> [Aim of the task] Images in the data are to be skipped, while every line is restated exactly as written.

> [Input for this task]
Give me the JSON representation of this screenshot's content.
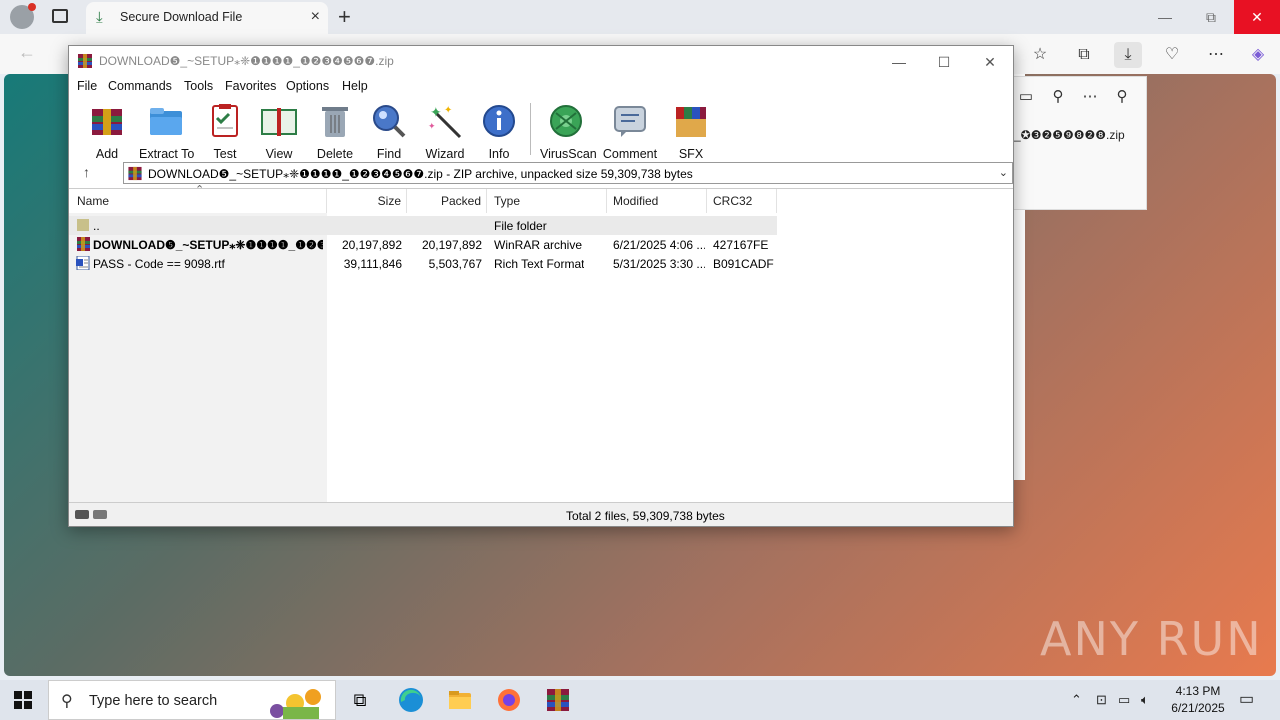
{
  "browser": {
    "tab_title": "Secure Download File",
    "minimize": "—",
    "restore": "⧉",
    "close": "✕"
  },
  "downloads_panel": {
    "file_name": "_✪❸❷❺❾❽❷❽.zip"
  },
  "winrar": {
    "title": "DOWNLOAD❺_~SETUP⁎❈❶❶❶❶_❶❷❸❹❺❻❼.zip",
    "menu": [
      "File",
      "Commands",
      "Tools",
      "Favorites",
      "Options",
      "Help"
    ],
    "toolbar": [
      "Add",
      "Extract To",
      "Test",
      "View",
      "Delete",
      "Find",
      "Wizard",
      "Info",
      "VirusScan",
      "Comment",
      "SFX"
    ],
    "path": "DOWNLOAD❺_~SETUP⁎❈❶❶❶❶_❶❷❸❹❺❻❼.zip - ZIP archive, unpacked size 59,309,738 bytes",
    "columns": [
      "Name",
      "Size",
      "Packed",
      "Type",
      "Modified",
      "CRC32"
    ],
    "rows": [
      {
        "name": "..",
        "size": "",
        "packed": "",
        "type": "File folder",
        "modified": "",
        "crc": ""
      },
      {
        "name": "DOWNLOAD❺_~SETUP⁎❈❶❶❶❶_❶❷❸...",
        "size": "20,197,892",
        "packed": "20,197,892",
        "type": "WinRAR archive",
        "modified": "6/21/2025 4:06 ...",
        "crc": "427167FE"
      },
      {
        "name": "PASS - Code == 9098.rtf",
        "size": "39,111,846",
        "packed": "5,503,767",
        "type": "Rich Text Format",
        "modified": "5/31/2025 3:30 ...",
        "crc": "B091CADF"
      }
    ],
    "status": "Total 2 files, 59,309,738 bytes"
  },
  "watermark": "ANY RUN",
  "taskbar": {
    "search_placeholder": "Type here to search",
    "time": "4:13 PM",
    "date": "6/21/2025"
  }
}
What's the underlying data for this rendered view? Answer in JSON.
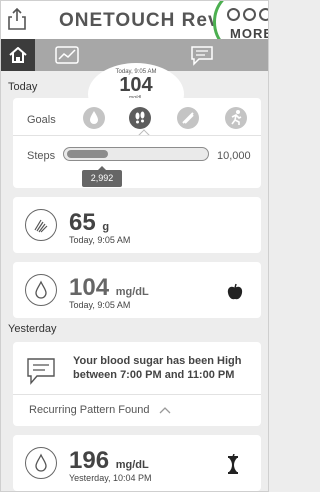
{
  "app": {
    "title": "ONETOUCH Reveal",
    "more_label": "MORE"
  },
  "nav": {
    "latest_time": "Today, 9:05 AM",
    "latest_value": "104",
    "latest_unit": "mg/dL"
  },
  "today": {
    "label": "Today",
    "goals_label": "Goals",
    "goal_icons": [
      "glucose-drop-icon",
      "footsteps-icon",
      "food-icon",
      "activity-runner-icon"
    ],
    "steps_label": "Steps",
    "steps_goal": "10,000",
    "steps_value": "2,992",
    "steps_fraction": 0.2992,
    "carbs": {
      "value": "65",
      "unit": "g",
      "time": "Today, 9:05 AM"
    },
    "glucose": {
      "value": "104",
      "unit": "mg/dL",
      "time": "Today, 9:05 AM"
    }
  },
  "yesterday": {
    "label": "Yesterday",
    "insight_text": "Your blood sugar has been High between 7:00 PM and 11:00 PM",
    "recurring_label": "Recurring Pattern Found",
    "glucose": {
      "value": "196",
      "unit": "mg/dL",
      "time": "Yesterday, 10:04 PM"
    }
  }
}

> [Worked solution]
Give me the JSON representation of this screenshot's content.
{
  "browser": {
    "tab_title": "Secure Download File",
    "minimize": "—",
    "restore": "⧉",
    "close": "✕"
  },
  "downloads_panel": {
    "file_name": "_✪❸❷❺❾❽❷❽.zip"
  },
  "winrar": {
    "title": "DOWNLOAD❺_~SETUP⁎❈❶❶❶❶_❶❷❸❹❺❻❼.zip",
    "menu": [
      "File",
      "Commands",
      "Tools",
      "Favorites",
      "Options",
      "Help"
    ],
    "toolbar": [
      "Add",
      "Extract To",
      "Test",
      "View",
      "Delete",
      "Find",
      "Wizard",
      "Info",
      "VirusScan",
      "Comment",
      "SFX"
    ],
    "path": "DOWNLOAD❺_~SETUP⁎❈❶❶❶❶_❶❷❸❹❺❻❼.zip - ZIP archive, unpacked size 59,309,738 bytes",
    "columns": [
      "Name",
      "Size",
      "Packed",
      "Type",
      "Modified",
      "CRC32"
    ],
    "rows": [
      {
        "name": "..",
        "size": "",
        "packed": "",
        "type": "File folder",
        "modified": "",
        "crc": ""
      },
      {
        "name": "DOWNLOAD❺_~SETUP⁎❈❶❶❶❶_❶❷❸...",
        "size": "20,197,892",
        "packed": "20,197,892",
        "type": "WinRAR archive",
        "modified": "6/21/2025 4:06 ...",
        "crc": "427167FE"
      },
      {
        "name": "PASS - Code == 9098.rtf",
        "size": "39,111,846",
        "packed": "5,503,767",
        "type": "Rich Text Format",
        "modified": "5/31/2025 3:30 ...",
        "crc": "B091CADF"
      }
    ],
    "status": "Total 2 files, 59,309,738 bytes"
  },
  "watermark": "ANY RUN",
  "taskbar": {
    "search_placeholder": "Type here to search",
    "time": "4:13 PM",
    "date": "6/21/2025"
  }
}
What's the underlying data for this rendered view? Answer in JSON.
{
  "app": {
    "title": "ONETOUCH Reveal",
    "more_label": "MORE"
  },
  "nav": {
    "latest_time": "Today, 9:05 AM",
    "latest_value": "104",
    "latest_unit": "mg/dL"
  },
  "today": {
    "label": "Today",
    "goals_label": "Goals",
    "goal_icons": [
      "glucose-drop-icon",
      "footsteps-icon",
      "food-icon",
      "activity-runner-icon"
    ],
    "steps_label": "Steps",
    "steps_goal": "10,000",
    "steps_value": "2,992",
    "steps_fraction": 0.2992,
    "carbs": {
      "value": "65",
      "unit": "g",
      "time": "Today, 9:05 AM"
    },
    "glucose": {
      "value": "104",
      "unit": "mg/dL",
      "time": "Today, 9:05 AM"
    }
  },
  "yesterday": {
    "label": "Yesterday",
    "insight_text": "Your blood sugar has been High between 7:00 PM and 11:00 PM",
    "recurring_label": "Recurring Pattern Found",
    "glucose": {
      "value": "196",
      "unit": "mg/dL",
      "time": "Yesterday, 10:04 PM"
    }
  }
}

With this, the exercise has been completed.